The trial court awarded the wife a recovery for loss of consortium based on her husband's injuries. The action was commenced in 1976 upon a cause arising in 1973. It was not until 1977 that the legislature expressly authorized the bringing of an action for loss of consortium by either spouse with the enactment of Vt. Stat. Ann. tit. 12, § 5431.
May a woman, as a matter of law, recover for loss of consortium based on her husband's injuries?

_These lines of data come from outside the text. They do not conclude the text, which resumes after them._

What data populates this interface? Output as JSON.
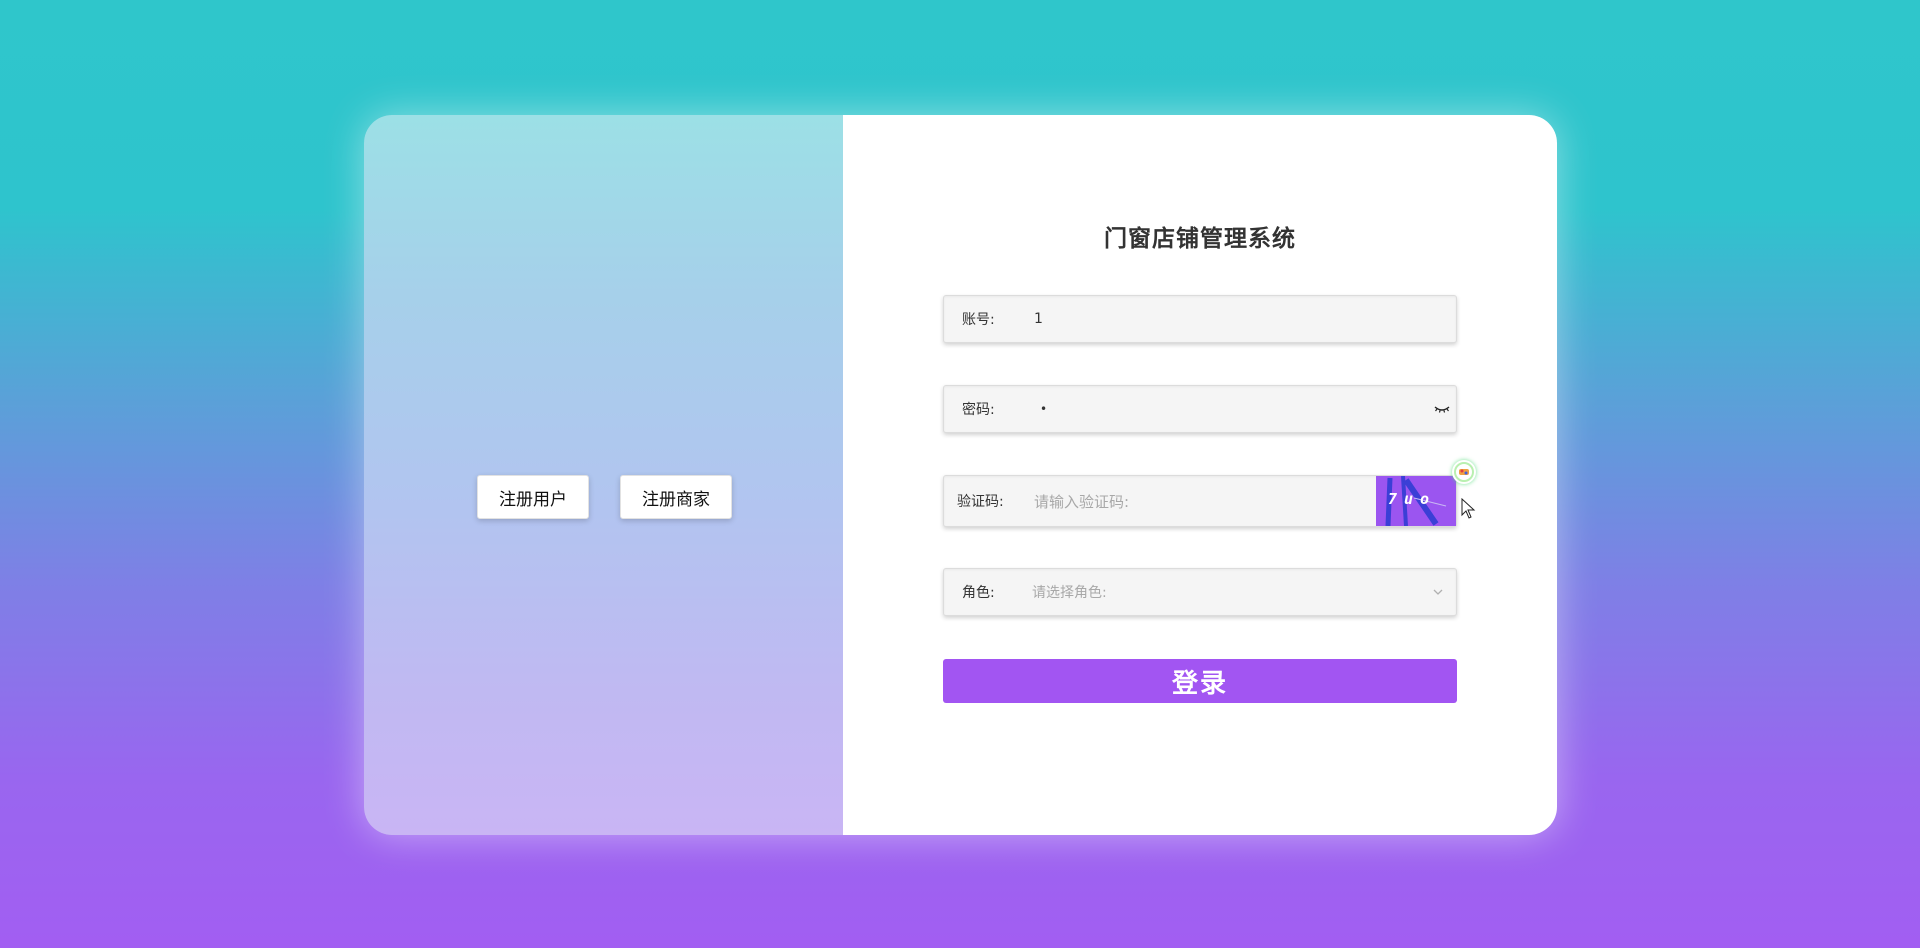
{
  "register": {
    "user_label": "注册用户",
    "merchant_label": "注册商家"
  },
  "login": {
    "title": "门窗店铺管理系统",
    "account_label": "账号:",
    "account_value": "1",
    "password_label": "密码:",
    "password_value": "•",
    "captcha_label": "验证码:",
    "captcha_placeholder": "请输入验证码:",
    "captcha_code": "7uo",
    "role_label": "角色:",
    "role_placeholder": "请选择角色:",
    "submit_label": "登录"
  },
  "icons": {
    "eye": "eye-closed-icon",
    "chevron": "chevron-down-icon",
    "extension": "browser-extension-icon",
    "cursor": "mouse-cursor-icon"
  },
  "colors": {
    "accent": "#a255f2",
    "captcha_bg": "#9b55f0",
    "bg_top": "#2fc6cb",
    "bg_bottom": "#a25ef2"
  }
}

The court found that the wife's right to recovery in this case was determined by the common law. Vermont case law had declined to recognize a woman's right of action for loss of consortium; however, the cases had not foreclosed such recognition. The court stated that recent United States Supreme Court decisions had required scrutiny of gender-based classification to determine whether the classification served "important government objectives" and whether the classification was "substantially related" to the attainment of those objectives. The court concluded that it could not find any nonarbitrary distinction between the interests of the man and woman in their mutual society. There was no state of facts that could reasonably be conceived to justify a general rule denying a woman an action for loss of consortium, while recognizing the right in a man.